Exactly how many lines in the entries contain "shopping"? Give that number alone.

══ Source material

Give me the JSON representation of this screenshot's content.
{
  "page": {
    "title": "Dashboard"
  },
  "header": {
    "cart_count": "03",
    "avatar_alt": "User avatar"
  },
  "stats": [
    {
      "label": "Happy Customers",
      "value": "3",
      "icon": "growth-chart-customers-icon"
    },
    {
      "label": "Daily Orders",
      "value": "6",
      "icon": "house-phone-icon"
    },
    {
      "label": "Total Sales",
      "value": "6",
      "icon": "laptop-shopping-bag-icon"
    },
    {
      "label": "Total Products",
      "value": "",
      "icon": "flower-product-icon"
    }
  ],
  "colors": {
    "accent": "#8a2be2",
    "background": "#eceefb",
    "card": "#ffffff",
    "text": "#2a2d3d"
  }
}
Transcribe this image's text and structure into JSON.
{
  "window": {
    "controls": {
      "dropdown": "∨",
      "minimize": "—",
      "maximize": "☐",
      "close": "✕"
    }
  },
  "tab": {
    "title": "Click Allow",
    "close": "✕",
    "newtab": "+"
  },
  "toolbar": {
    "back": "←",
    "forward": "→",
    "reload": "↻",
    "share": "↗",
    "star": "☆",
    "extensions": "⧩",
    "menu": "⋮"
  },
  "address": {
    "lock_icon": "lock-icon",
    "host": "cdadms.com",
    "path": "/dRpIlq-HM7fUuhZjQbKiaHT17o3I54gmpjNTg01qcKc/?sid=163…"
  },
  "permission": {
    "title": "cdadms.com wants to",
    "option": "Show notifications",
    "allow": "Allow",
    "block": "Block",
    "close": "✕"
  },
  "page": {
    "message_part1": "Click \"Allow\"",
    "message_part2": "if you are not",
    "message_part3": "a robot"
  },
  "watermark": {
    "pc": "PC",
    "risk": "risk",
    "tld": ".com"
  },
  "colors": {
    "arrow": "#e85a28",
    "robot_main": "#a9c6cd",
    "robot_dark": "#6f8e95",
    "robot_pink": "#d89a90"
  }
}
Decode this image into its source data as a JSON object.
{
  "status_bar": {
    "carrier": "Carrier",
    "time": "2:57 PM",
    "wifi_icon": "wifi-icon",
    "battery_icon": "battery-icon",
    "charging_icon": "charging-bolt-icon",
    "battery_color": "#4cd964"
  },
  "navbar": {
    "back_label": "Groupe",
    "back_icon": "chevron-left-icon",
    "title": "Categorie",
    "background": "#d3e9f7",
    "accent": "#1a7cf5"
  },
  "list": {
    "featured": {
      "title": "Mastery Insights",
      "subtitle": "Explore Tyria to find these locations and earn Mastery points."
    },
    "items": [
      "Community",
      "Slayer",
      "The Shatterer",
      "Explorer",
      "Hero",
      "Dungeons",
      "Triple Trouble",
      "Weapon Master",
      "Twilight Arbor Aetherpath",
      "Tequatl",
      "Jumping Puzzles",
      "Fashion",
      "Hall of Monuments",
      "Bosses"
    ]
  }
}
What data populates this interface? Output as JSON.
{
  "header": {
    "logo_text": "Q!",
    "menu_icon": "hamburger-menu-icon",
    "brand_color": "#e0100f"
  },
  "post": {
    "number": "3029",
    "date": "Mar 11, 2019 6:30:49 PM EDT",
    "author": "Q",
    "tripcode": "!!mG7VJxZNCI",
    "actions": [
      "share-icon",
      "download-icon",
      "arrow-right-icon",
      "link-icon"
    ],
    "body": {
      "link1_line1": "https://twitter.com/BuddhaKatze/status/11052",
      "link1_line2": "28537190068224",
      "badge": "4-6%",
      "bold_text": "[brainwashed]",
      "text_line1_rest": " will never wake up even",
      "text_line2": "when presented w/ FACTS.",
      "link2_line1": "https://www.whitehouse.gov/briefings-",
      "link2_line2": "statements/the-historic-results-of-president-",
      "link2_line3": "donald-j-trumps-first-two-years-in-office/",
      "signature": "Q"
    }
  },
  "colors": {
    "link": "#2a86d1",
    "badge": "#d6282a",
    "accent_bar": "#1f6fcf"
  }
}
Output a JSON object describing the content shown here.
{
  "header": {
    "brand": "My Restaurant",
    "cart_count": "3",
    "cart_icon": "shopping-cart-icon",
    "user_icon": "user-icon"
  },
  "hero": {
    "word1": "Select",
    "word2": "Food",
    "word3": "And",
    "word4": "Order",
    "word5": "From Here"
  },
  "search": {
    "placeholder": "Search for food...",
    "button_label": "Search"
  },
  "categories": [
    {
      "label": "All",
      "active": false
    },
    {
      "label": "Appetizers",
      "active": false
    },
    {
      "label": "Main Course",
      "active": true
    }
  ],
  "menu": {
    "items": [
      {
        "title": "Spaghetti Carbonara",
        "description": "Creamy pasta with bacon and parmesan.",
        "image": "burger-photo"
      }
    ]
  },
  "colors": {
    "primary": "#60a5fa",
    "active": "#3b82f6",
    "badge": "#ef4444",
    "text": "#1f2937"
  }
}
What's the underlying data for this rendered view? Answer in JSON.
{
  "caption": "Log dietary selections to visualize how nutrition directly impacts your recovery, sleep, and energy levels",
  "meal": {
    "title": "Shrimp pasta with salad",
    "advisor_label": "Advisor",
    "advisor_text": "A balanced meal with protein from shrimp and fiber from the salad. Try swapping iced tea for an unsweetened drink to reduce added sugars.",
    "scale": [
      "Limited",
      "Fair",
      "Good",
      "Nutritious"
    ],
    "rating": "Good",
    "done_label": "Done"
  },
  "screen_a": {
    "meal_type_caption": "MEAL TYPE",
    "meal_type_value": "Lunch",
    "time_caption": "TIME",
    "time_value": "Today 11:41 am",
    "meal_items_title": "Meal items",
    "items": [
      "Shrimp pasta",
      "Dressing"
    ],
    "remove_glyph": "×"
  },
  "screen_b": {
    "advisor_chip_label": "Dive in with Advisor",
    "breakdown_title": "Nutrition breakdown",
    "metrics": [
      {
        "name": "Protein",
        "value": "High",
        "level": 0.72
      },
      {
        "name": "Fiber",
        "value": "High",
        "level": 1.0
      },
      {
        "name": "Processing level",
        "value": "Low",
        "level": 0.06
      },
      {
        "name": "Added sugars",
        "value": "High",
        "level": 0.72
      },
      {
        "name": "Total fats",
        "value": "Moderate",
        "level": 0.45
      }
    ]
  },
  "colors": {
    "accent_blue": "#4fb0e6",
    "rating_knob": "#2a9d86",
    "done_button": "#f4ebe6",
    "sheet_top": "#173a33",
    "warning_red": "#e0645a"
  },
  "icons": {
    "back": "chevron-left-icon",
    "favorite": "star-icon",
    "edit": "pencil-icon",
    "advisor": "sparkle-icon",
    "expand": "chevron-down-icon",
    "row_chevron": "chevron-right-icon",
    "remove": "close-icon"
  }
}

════

**Answer for the task**
2